▶ [MATERIAL FOR THIS TASK]
——————
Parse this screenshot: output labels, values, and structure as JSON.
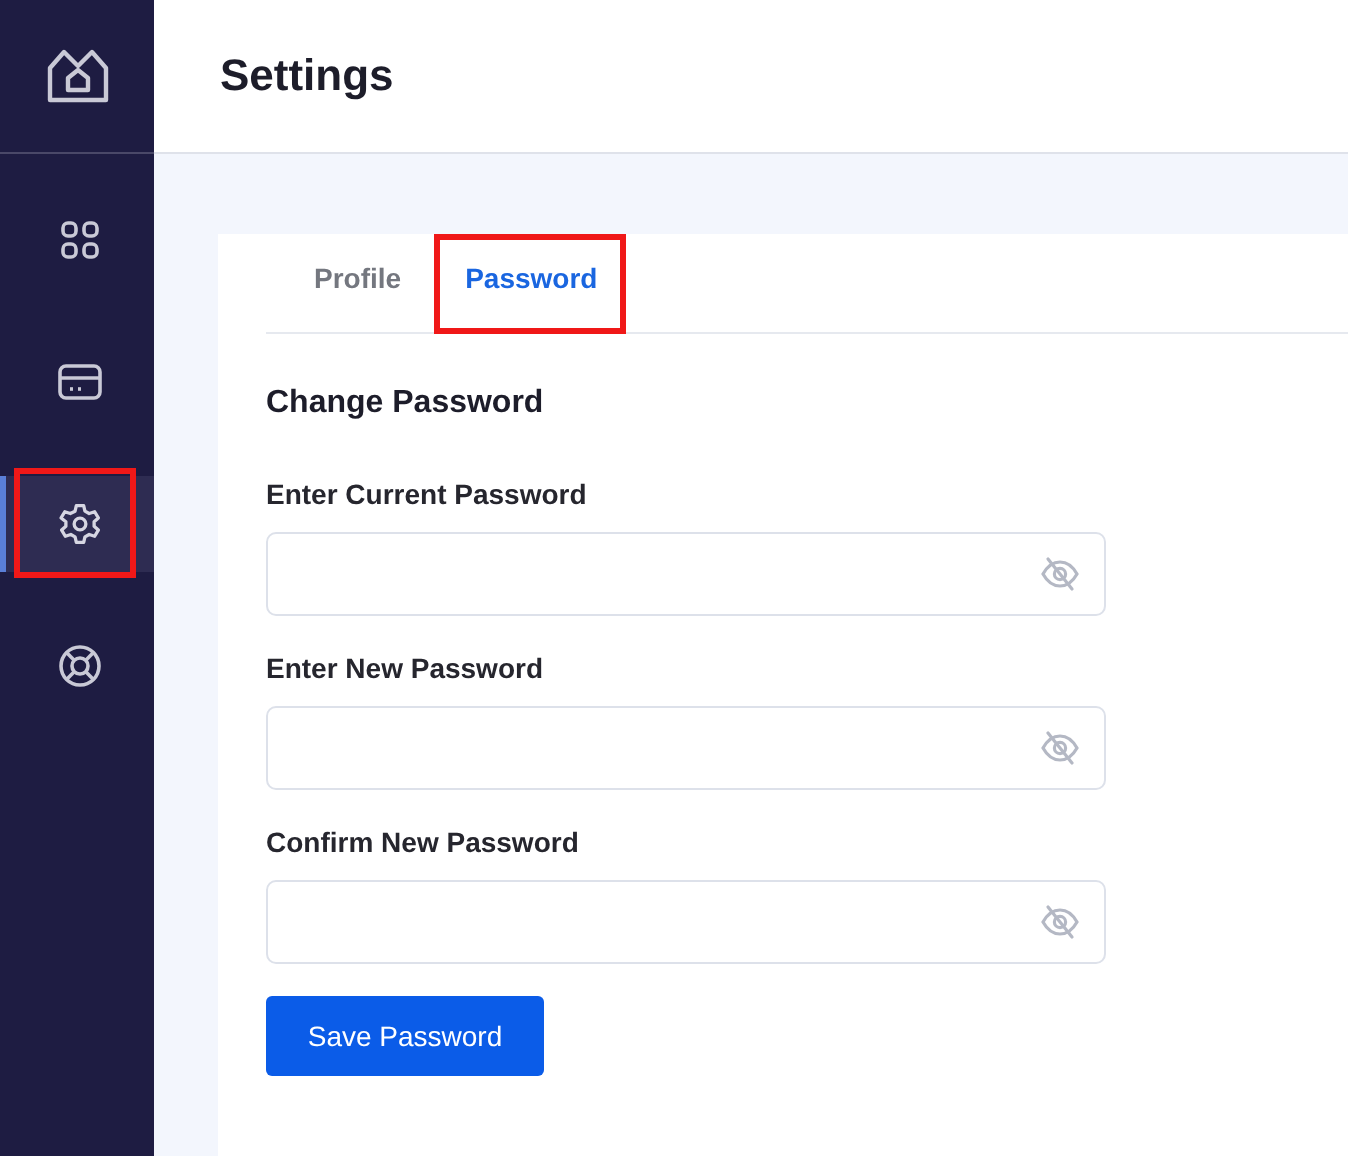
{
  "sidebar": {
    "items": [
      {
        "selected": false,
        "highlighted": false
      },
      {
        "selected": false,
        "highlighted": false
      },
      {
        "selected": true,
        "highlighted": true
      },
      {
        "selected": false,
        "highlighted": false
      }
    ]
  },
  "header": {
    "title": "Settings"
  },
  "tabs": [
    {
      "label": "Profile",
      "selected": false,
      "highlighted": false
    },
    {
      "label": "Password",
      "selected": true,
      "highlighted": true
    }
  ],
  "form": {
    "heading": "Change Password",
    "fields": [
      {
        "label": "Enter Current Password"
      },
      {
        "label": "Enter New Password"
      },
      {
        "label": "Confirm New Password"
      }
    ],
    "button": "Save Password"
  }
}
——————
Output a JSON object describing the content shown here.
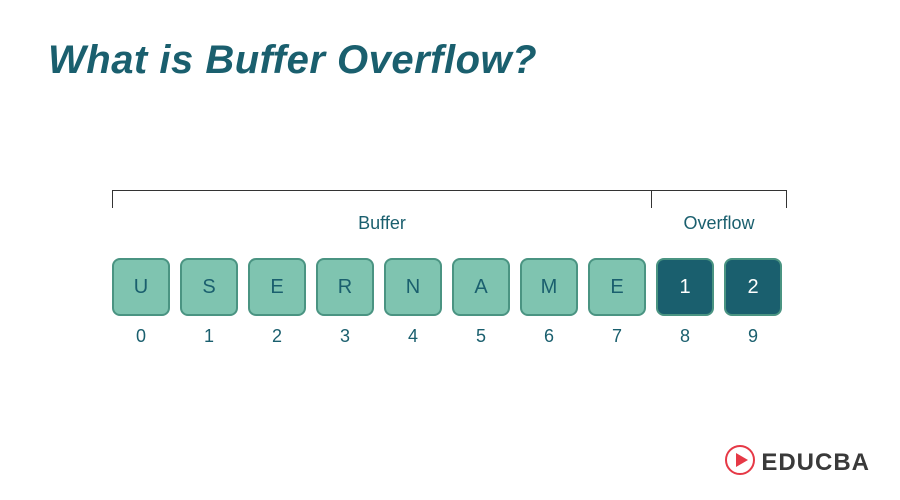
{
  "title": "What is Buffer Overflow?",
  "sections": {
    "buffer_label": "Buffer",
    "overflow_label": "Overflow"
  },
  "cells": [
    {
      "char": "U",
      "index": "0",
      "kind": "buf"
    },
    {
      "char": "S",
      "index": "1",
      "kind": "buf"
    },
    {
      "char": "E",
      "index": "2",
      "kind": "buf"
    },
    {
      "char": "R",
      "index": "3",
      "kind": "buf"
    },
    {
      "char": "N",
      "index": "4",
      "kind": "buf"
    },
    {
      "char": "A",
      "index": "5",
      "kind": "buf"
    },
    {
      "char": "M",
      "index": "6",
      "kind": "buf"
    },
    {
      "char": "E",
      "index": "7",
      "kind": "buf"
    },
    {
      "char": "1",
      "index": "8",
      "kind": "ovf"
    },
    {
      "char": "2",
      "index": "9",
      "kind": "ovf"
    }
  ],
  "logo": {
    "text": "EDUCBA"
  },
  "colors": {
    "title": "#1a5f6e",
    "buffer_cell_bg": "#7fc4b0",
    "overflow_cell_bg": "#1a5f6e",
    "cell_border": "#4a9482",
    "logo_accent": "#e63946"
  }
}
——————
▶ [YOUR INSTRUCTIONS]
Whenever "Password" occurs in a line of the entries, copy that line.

▶ [EXERCISE RESPONSE]
      "label": "Password",
    "heading": "Change Password",
        "label": "Enter Current Password"
        "label": "Enter New Password"
        "label": "Confirm New Password"
    "button": "Save Password"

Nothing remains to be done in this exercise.